** Opening THE DATA block **

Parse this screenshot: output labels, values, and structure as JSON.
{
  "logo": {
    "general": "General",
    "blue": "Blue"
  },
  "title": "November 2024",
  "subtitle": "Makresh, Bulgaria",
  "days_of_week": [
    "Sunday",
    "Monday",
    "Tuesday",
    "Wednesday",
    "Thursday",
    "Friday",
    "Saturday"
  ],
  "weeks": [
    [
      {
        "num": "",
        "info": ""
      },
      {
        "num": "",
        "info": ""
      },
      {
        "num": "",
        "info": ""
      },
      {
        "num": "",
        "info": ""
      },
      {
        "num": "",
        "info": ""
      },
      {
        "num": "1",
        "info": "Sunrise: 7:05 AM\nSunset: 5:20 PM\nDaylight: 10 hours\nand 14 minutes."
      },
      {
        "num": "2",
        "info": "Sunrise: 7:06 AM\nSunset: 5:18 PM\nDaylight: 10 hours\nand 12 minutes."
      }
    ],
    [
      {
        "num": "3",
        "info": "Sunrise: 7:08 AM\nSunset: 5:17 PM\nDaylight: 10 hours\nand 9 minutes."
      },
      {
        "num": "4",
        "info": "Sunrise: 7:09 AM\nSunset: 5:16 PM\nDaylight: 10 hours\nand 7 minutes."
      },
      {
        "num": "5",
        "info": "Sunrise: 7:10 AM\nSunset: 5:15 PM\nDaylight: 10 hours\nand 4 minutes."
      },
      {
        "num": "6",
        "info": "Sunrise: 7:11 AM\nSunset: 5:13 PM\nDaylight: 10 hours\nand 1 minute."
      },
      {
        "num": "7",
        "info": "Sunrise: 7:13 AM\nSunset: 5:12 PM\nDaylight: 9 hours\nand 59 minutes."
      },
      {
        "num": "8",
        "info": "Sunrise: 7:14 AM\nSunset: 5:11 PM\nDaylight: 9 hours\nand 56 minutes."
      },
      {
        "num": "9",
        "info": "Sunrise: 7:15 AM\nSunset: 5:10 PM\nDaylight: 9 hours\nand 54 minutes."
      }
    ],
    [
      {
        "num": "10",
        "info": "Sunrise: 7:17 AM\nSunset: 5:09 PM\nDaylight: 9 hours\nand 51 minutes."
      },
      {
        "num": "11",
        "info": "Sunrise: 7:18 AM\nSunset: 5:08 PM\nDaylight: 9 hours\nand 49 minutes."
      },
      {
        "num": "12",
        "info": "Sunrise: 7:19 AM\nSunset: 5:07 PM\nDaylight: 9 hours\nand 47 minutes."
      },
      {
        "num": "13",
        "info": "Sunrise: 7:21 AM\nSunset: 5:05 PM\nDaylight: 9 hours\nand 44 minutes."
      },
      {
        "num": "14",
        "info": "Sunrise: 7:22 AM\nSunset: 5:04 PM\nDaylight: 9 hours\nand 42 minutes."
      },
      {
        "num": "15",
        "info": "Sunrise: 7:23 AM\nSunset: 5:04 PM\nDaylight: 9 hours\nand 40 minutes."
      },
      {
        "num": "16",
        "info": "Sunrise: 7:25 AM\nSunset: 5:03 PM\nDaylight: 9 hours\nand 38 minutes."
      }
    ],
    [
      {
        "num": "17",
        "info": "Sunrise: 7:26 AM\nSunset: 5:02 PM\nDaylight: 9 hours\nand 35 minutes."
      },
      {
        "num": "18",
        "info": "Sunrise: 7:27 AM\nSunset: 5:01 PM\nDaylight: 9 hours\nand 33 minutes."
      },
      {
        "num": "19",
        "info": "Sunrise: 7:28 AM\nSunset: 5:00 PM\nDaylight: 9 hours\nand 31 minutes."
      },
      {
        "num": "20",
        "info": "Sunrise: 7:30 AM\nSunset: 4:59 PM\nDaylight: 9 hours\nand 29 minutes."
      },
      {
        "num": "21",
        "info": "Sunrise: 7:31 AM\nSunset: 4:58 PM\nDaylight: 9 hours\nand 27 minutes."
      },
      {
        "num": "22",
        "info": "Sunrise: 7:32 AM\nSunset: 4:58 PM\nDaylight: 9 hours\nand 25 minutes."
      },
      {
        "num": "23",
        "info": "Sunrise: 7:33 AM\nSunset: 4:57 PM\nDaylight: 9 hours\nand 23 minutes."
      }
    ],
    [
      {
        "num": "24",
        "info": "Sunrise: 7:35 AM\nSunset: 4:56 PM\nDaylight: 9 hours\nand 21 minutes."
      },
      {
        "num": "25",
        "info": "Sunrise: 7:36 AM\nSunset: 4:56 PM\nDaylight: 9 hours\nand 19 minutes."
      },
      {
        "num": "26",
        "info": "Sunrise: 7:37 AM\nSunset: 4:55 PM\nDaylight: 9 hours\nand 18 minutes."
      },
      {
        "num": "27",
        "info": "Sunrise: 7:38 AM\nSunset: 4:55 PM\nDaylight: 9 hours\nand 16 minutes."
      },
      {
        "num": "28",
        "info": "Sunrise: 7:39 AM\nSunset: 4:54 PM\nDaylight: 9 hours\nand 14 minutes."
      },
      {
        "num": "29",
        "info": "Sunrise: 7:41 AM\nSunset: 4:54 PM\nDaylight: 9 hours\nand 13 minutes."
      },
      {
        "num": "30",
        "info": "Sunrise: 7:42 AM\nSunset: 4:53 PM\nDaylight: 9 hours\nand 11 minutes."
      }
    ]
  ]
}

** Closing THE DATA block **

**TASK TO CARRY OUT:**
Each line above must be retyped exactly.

**TASK RESPONSE:**
Parse this screenshot: output labels, values, and structure as JSON.
{
  "logo": {
    "general": "General",
    "blue": "Blue"
  },
  "title": "November 2024",
  "subtitle": "Makresh, Bulgaria",
  "days_of_week": [
    "Sunday",
    "Monday",
    "Tuesday",
    "Wednesday",
    "Thursday",
    "Friday",
    "Saturday"
  ],
  "weeks": [
    [
      {
        "num": "",
        "info": ""
      },
      {
        "num": "",
        "info": ""
      },
      {
        "num": "",
        "info": ""
      },
      {
        "num": "",
        "info": ""
      },
      {
        "num": "",
        "info": ""
      },
      {
        "num": "1",
        "info": "Sunrise: 7:05 AM\nSunset: 5:20 PM\nDaylight: 10 hours\nand 14 minutes."
      },
      {
        "num": "2",
        "info": "Sunrise: 7:06 AM\nSunset: 5:18 PM\nDaylight: 10 hours\nand 12 minutes."
      }
    ],
    [
      {
        "num": "3",
        "info": "Sunrise: 7:08 AM\nSunset: 5:17 PM\nDaylight: 10 hours\nand 9 minutes."
      },
      {
        "num": "4",
        "info": "Sunrise: 7:09 AM\nSunset: 5:16 PM\nDaylight: 10 hours\nand 7 minutes."
      },
      {
        "num": "5",
        "info": "Sunrise: 7:10 AM\nSunset: 5:15 PM\nDaylight: 10 hours\nand 4 minutes."
      },
      {
        "num": "6",
        "info": "Sunrise: 7:11 AM\nSunset: 5:13 PM\nDaylight: 10 hours\nand 1 minute."
      },
      {
        "num": "7",
        "info": "Sunrise: 7:13 AM\nSunset: 5:12 PM\nDaylight: 9 hours\nand 59 minutes."
      },
      {
        "num": "8",
        "info": "Sunrise: 7:14 AM\nSunset: 5:11 PM\nDaylight: 9 hours\nand 56 minutes."
      },
      {
        "num": "9",
        "info": "Sunrise: 7:15 AM\nSunset: 5:10 PM\nDaylight: 9 hours\nand 54 minutes."
      }
    ],
    [
      {
        "num": "10",
        "info": "Sunrise: 7:17 AM\nSunset: 5:09 PM\nDaylight: 9 hours\nand 51 minutes."
      },
      {
        "num": "11",
        "info": "Sunrise: 7:18 AM\nSunset: 5:08 PM\nDaylight: 9 hours\nand 49 minutes."
      },
      {
        "num": "12",
        "info": "Sunrise: 7:19 AM\nSunset: 5:07 PM\nDaylight: 9 hours\nand 47 minutes."
      },
      {
        "num": "13",
        "info": "Sunrise: 7:21 AM\nSunset: 5:05 PM\nDaylight: 9 hours\nand 44 minutes."
      },
      {
        "num": "14",
        "info": "Sunrise: 7:22 AM\nSunset: 5:04 PM\nDaylight: 9 hours\nand 42 minutes."
      },
      {
        "num": "15",
        "info": "Sunrise: 7:23 AM\nSunset: 5:04 PM\nDaylight: 9 hours\nand 40 minutes."
      },
      {
        "num": "16",
        "info": "Sunrise: 7:25 AM\nSunset: 5:03 PM\nDaylight: 9 hours\nand 38 minutes."
      }
    ],
    [
      {
        "num": "17",
        "info": "Sunrise: 7:26 AM\nSunset: 5:02 PM\nDaylight: 9 hours\nand 35 minutes."
      },
      {
        "num": "18",
        "info": "Sunrise: 7:27 AM\nSunset: 5:01 PM\nDaylight: 9 hours\nand 33 minutes."
      },
      {
        "num": "19",
        "info": "Sunrise: 7:28 AM\nSunset: 5:00 PM\nDaylight: 9 hours\nand 31 minutes."
      },
      {
        "num": "20",
        "info": "Sunrise: 7:30 AM\nSunset: 4:59 PM\nDaylight: 9 hours\nand 29 minutes."
      },
      {
        "num": "21",
        "info": "Sunrise: 7:31 AM\nSunset: 4:58 PM\nDaylight: 9 hours\nand 27 minutes."
      },
      {
        "num": "22",
        "info": "Sunrise: 7:32 AM\nSunset: 4:58 PM\nDaylight: 9 hours\nand 25 minutes."
      },
      {
        "num": "23",
        "info": "Sunrise: 7:33 AM\nSunset: 4:57 PM\nDaylight: 9 hours\nand 23 minutes."
      }
    ],
    [
      {
        "num": "24",
        "info": "Sunrise: 7:35 AM\nSunset: 4:56 PM\nDaylight: 9 hours\nand 21 minutes."
      },
      {
        "num": "25",
        "info": "Sunrise: 7:36 AM\nSunset: 4:56 PM\nDaylight: 9 hours\nand 19 minutes."
      },
      {
        "num": "26",
        "info": "Sunrise: 7:37 AM\nSunset: 4:55 PM\nDaylight: 9 hours\nand 18 minutes."
      },
      {
        "num": "27",
        "info": "Sunrise: 7:38 AM\nSunset: 4:55 PM\nDaylight: 9 hours\nand 16 minutes."
      },
      {
        "num": "28",
        "info": "Sunrise: 7:39 AM\nSunset: 4:54 PM\nDaylight: 9 hours\nand 14 minutes."
      },
      {
        "num": "29",
        "info": "Sunrise: 7:41 AM\nSunset: 4:54 PM\nDaylight: 9 hours\nand 13 minutes."
      },
      {
        "num": "30",
        "info": "Sunrise: 7:42 AM\nSunset: 4:53 PM\nDaylight: 9 hours\nand 11 minutes."
      }
    ]
  ]
}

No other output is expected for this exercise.